Pregnant women seen in hospitals with the novel coronavirus (COVID-19) are less likely to show symptoms, and seemed to be at increased risk of needing admission to an intensive care unit than non-pregnant women of similar age, according to a new study published in The BMJ.
Additionally, pregnant patients were more likely to experience preterm birth and their newborns are more likely to be admitted to a neonatal unit. Being older, overweight, and having pre-existing medical conditions such as hypertension and diabetes also seemed to increase the risk of having severe COVID-19, the study found.
Pregnant women are thought to be a high-risk group for COVID-19 infection, and there are concerns about potential adverse effects of the virus on both mother and baby.
For the study, researchers began a living systematic review to compare the clinical features, risk factors, and outcomes of COVID-19 in pregnant and recently pregnant women with non-pregnant women of similar age. Living systematic reviews are useful in fast moving research areas such as COVID-19 because they can be updated regularly as new information becomes available, the researchers said.
The findings are based on 77 studies reporting rates, clinical features such as symptoms, laboratory, and x-ray findings, risk factors, and outcomes for 11,432 pregnant and recently pregnant women admitted to hospital and diagnosed as having suspected or confirmed COVID-19.
Compared with non-pregnant women of reproductive age, the researchers found that pregnant and recently pregnant women with COVID-19 were less likely to report symptoms of fever and muscle pain, but were more likely to need admission to an intensive care unit and need ventilation.
Maternal risk factors associated with severe COVID-19 were increasing age, high body mass index, chronic high blood pressure, and pre-existing diabetes. The odds of giving birth prematurely was also higher in pregnant and recently pregnant women with COVID-19 compared to those without the disease.
A quarter of all babies born to mothers with COVID-19 were admitted to a neonatal unit and were at increased risk of admission than those born to mothers without the disease, according to the study. However, stillbirth and newborn death rates were low.
The researchers said some study limitations may have affected their results, including differences in study size, design, and definitions of symptoms, tests, and outcomes. However, strengths include the large sample size and robust search methods to minimize the risk of missing studies and duplicate data.

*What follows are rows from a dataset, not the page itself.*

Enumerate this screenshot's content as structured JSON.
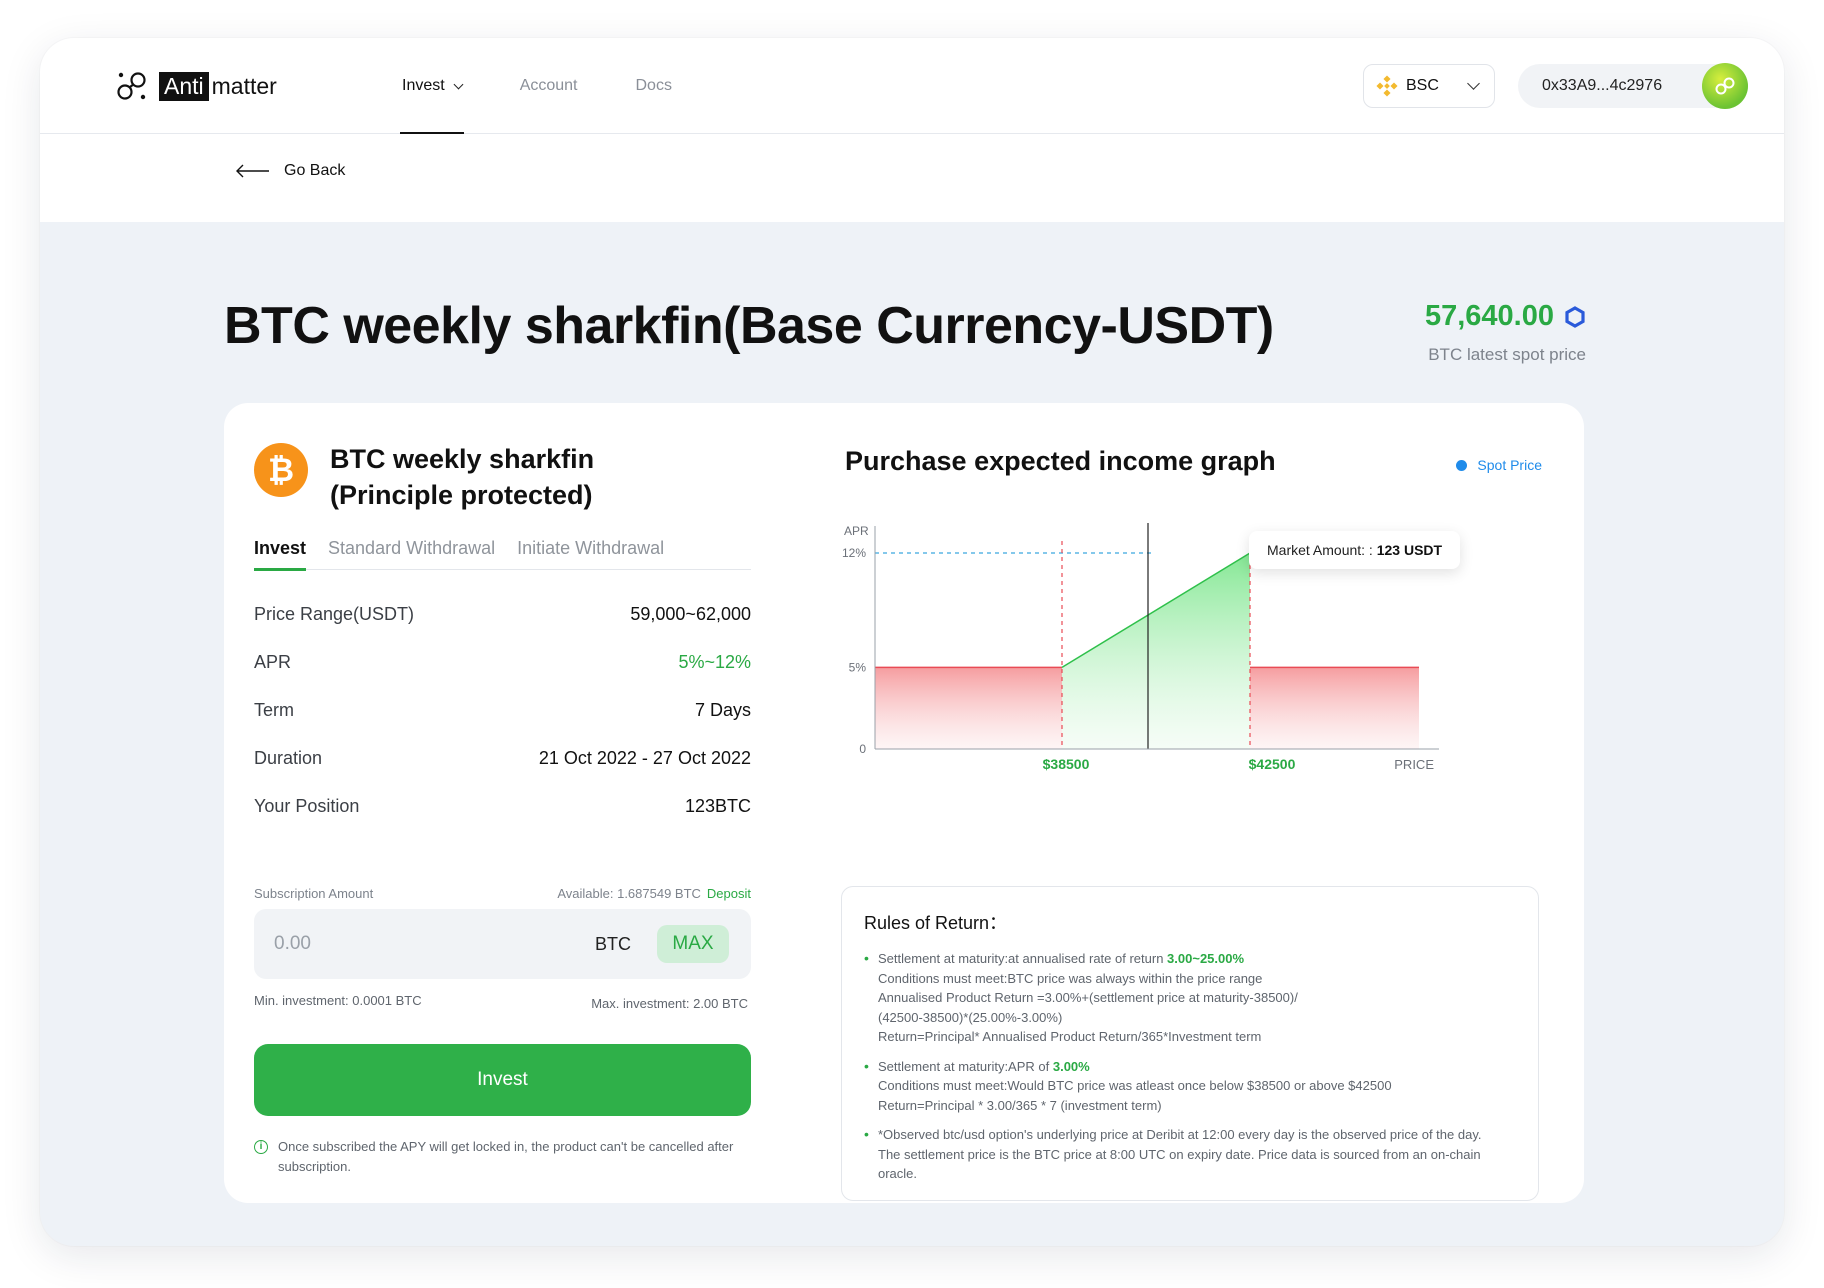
{
  "brand": {
    "anti": "Anti",
    "matter": "matter"
  },
  "nav": [
    {
      "label": "Invest"
    },
    {
      "label": "Account"
    },
    {
      "label": "Docs"
    }
  ],
  "chain": {
    "label": "BSC"
  },
  "wallet": {
    "address": "0x33A9...4c2976"
  },
  "go_back": "Go Back",
  "page": {
    "title": "BTC weekly sharkfin(Base Currency-USDT)",
    "spot_price": "57,640.00",
    "spot_label": "BTC latest spot price"
  },
  "product": {
    "title_line1": "BTC weekly sharkfin",
    "title_line2": "(Principle protected)",
    "coin_symbol": "₿"
  },
  "tabs": [
    {
      "label": "Invest",
      "active": true
    },
    {
      "label": "Standard Withdrawal",
      "active": false
    },
    {
      "label": "Initiate Withdrawal",
      "active": false
    }
  ],
  "info": [
    {
      "key": "Price Range(USDT)",
      "value": "59,000~62,000"
    },
    {
      "key": "APR",
      "value": "5%~12%"
    },
    {
      "key": "Term",
      "value": "7 Days"
    },
    {
      "key": "Duration",
      "value": "21 Oct 2022 - 27 Oct 2022"
    },
    {
      "key": "Your Position",
      "value": "123BTC"
    }
  ],
  "subscription": {
    "label": "Subscription Amount",
    "available": "Available: 1.687549 BTC",
    "deposit": "Deposit",
    "placeholder": "0.00",
    "unit": "BTC",
    "max": "MAX",
    "min": "Min. investment: 0.0001 BTC",
    "max_inv": "Max. investment: 2.00 BTC"
  },
  "invest_button": "Invest",
  "notice": "Once subscribed the APY will get locked in, the product can't be cancelled after subscription.",
  "graph": {
    "title": "Purchase expected income graph",
    "legend": "Spot Price",
    "tooltip_label": "Market Amount: :",
    "tooltip_value": "123 USDT"
  },
  "chart_data": {
    "type": "area",
    "ylabel": "APR",
    "xlabel": "PRICE",
    "y_ticks": [
      "0",
      "5%",
      "12%"
    ],
    "x_ticks": [
      "$38500",
      "$42500"
    ],
    "segments": [
      {
        "name": "below",
        "x": [
          0,
          38500
        ],
        "y": [
          5,
          5
        ],
        "color": "#f06a6a"
      },
      {
        "name": "within",
        "x": [
          38500,
          42500
        ],
        "y": [
          5,
          12
        ],
        "color": "#36c85a"
      },
      {
        "name": "above",
        "x": [
          42500,
          46000
        ],
        "y": [
          5,
          5
        ],
        "color": "#f06a6a"
      }
    ],
    "ylim": [
      0,
      12
    ],
    "spot_marker_x": 40400
  },
  "rules": {
    "title": "Rules of Return：",
    "items": [
      {
        "lead": "Settlement at maturity:at annualised rate of return ",
        "highlight": "3.00~25.00%",
        "lines": [
          "Conditions must meet:BTC price was always within the price range",
          "Annualised Product Return =3.00%+(settlement price at maturity-38500)/",
          "(42500-38500)*(25.00%-3.00%)",
          "Return=Principal* Annualised Product Return/365*Investment term"
        ]
      },
      {
        "lead": "Settlement at maturity:APR of ",
        "highlight": "3.00%",
        "lines": [
          "Conditions must meet:Would BTC price was atleast once below $38500 or above $42500",
          "Return=Principal * 3.00/365 * 7 (investment term)"
        ]
      },
      {
        "lead": "*Observed btc/usd option's underlying price at Deribit at 12:00 every day is the observed price of the day.",
        "highlight": "",
        "lines": [
          "The settlement price is the BTC price at 8:00 UTC on expiry date. Price data is sourced from an on-chain",
          "oracle."
        ]
      }
    ]
  }
}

As such, the researchers said in an official statement that healthcare professionals should be aware that pregnant women with COVID-19 might need access to intensive care and specialist baby care facilities.